Iberia Airlines Flight 610
An Iberia Boeing 727-200 similar to the one involved
|Date||19 February 1985|
|Summary||Controlled flight into terrain|
|Site||Mount Oiz, Biscay, Spain
|Aircraft type||Boeing 727–256|
|Flight origin||Madrid–Barajas Airport, Spain|
|Destination||Bilbao Airport, Spain|
Iberia Airlines Flight 610 was a scheduled domestic passenger flight from Madrid to Bilbao, Spain. On 19 February 1985, a Boeing 727-200 operating the flight crashed into a television antenna on the summit of Mount Oiz in Biscay near Bilbao. All 141 passengers and 7 crew on board died.
The aircraft involved was a Boeing 727–256 – a model of the Boeing 727 with three Pratt & Whitney JT8D-9A turbine engines capable of carrying 189 passengers – registered as EC-DDU. The aircraft was named Alhambra de Granada. It entered service on 18 May 1979 and had flown 13,408 hours at the time of the accident.
Flight 610 departed Madrid–Barajas Airport at 08:47 CET and was scheduled to land at Bilbao Airport at 09:35. While on a standard approach into Bilbao at 4,300 feet (1,310 meters), the crew switched on the altitude alert system whilst flying through overcast and rainy weather. The terrain alarm went off when the plane reached 4,040 feet (1,231 meters); the captain interpreted this to be the approach alert mode alarm and ignored it and continued the descent. The aircraft collided with an antenna tower at 3,356 feet (1,023 meters), shearing off its left wing, and then crashed. All 148 people on board died.
Investigators blamed the cause of the crash on pilot error because the flight crew misinterpreted data and flew the aircraft below the safety altitude. The accident report stated:

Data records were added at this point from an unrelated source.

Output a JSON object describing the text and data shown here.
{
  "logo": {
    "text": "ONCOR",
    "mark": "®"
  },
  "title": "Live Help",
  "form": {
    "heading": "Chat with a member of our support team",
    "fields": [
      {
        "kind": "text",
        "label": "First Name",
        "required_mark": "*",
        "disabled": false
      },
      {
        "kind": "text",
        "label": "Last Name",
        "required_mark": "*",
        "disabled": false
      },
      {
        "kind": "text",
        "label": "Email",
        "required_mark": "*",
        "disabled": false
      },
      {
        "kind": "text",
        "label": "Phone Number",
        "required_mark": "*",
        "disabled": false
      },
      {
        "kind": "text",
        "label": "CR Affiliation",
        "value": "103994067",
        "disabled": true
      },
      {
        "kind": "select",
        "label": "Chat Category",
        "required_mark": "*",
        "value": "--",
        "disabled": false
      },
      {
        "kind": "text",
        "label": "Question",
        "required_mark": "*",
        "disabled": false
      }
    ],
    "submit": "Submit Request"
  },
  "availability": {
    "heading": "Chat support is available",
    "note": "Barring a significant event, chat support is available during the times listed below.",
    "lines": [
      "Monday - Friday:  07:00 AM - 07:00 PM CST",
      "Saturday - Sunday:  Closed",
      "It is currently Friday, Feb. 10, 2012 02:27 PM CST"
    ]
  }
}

"Their [i.e. the pilots'] confidence on the automatic capture performed by the Altitude Alert System, the misinterpretation of its warnings, as well as a probable misreading of the altimeter made the crew fly below the safety altitude, colliding into the television antennas' base, thus losing the left wing, falling to the ground with no possible control of the aircraft.".